Antarctica might be at a higher risk than previously believed due to warmer temperatures. New data reveals shocking details that predict a bleak future for all the Antarctic ice.
The University of Reading realized advanced research anticipating how exposed the massive floating shelves of ice surrounding Antarctica would be soon. Everything could turn into a dramatic fall driven by melting and runoff, as climate change triggers temperatures to increase.
Here is what you need to know.
Antarctica’s Ice Where To: Risks Unveiled
According to recent research, over a third of the Antarctic’s ice could collapse if global temperatures reach 4 degrees Celsius over pre-industrial levels. And that’s not all.
The full report includes the following regions at high risk of destabilization:
- 37 % of the Antarctic ice platforms (approximately 500.000 square kilometres);
- 67 % of the ice shelf of the Antarctic Peninsula.
Researchers included an analysis of Larsen C, too, one of the biggest remaining ice platforms on the peninsula. This structure is responsible for splitting and creating the gigantic A68 iceberg in 2017.

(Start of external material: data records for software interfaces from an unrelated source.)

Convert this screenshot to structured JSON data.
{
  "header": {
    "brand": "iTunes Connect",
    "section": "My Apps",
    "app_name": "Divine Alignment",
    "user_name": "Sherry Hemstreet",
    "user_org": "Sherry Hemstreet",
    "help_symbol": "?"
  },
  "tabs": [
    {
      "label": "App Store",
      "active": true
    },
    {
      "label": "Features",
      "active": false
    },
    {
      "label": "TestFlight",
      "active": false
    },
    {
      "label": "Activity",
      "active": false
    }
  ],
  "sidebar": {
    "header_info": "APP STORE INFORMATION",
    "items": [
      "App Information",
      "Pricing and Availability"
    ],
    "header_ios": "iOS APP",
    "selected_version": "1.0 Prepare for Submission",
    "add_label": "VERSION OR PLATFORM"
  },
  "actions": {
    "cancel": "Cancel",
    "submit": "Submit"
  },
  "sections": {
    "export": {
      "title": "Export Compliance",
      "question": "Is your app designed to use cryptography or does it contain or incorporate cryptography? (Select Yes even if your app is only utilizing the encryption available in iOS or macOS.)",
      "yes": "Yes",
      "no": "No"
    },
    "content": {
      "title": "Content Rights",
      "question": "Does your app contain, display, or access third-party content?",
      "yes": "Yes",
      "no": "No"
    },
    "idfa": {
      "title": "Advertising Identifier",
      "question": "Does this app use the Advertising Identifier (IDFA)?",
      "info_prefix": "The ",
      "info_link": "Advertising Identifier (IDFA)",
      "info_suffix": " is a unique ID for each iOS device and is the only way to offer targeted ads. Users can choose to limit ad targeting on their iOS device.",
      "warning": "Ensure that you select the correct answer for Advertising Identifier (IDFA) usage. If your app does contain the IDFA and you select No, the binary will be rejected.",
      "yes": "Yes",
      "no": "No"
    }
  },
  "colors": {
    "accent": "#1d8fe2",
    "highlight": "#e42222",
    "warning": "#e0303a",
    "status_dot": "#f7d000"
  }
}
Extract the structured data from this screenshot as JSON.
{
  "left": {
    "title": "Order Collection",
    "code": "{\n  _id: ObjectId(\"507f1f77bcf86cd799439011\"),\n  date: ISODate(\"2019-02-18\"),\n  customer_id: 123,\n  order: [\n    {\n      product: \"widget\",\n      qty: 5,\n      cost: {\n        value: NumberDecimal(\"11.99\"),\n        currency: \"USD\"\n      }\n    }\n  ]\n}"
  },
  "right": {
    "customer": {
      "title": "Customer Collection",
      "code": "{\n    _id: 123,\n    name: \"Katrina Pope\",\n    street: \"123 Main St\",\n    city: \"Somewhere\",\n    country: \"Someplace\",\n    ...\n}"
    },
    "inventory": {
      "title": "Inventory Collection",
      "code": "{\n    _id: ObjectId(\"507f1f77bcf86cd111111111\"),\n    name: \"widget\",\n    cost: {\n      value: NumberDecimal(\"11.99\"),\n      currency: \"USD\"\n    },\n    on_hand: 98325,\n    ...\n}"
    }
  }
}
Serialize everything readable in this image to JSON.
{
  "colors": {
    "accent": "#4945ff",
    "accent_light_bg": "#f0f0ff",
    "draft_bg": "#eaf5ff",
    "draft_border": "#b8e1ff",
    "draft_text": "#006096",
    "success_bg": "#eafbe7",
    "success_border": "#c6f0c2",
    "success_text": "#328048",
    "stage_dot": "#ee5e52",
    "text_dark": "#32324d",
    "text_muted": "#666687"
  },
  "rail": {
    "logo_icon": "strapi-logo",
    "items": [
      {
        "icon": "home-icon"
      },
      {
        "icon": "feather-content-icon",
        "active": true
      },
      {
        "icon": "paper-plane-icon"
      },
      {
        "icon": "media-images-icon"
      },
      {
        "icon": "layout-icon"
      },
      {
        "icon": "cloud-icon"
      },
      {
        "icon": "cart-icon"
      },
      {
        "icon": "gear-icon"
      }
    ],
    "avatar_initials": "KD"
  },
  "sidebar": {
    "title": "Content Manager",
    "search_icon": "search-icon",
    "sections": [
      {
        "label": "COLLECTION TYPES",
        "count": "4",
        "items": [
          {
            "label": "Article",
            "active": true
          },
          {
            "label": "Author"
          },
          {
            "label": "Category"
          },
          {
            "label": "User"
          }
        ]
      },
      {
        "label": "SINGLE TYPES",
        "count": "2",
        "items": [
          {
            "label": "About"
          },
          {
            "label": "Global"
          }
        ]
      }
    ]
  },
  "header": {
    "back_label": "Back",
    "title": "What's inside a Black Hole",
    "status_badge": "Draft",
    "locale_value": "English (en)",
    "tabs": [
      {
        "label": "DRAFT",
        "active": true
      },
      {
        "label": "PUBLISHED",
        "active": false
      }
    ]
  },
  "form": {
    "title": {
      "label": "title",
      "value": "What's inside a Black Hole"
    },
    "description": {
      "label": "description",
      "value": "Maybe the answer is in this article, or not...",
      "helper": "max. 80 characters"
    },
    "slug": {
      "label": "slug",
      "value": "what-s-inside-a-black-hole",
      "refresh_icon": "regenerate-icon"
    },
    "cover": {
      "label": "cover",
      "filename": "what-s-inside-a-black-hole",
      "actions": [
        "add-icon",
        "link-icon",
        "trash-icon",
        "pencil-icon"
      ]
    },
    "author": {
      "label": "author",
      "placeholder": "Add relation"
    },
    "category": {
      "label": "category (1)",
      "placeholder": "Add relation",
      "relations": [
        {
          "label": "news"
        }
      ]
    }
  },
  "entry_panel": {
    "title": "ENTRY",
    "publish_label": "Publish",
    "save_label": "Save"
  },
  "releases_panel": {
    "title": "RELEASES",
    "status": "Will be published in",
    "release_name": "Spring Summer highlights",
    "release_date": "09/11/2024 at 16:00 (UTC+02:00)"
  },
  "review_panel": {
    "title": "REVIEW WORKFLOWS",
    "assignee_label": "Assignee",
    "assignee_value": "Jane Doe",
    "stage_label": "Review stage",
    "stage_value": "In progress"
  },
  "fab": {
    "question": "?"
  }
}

“Ice shelves are important buffers preventing glaciers on land from flowing freely into the ocean and contributing to sea-level rise,” explained Dr Ella Gilbert, a research scientist at the University of Reading’s Department of Meteorology.
If the ice platforms collapse, unimaginable amounts of water from glacier will end up in the sea.
Other Significant Details
For the new research, the team used high-resolution, state-of-the-art regional climate modelling to forecast the impact of risen melting and water runoff on ice shelf stability.
The ice shelf vulnerability was predicted under 1.5 degrees Celsius, 2 degrees Celsius, and 4 degrees Celsius global warming scenarios. Each one of those could become real in this century. Such a thing should raise climate change awareness significantly.
More data should be soon available. The Perseverance rover mission on the Red Planet is expected to offer essential new data about the Martian past.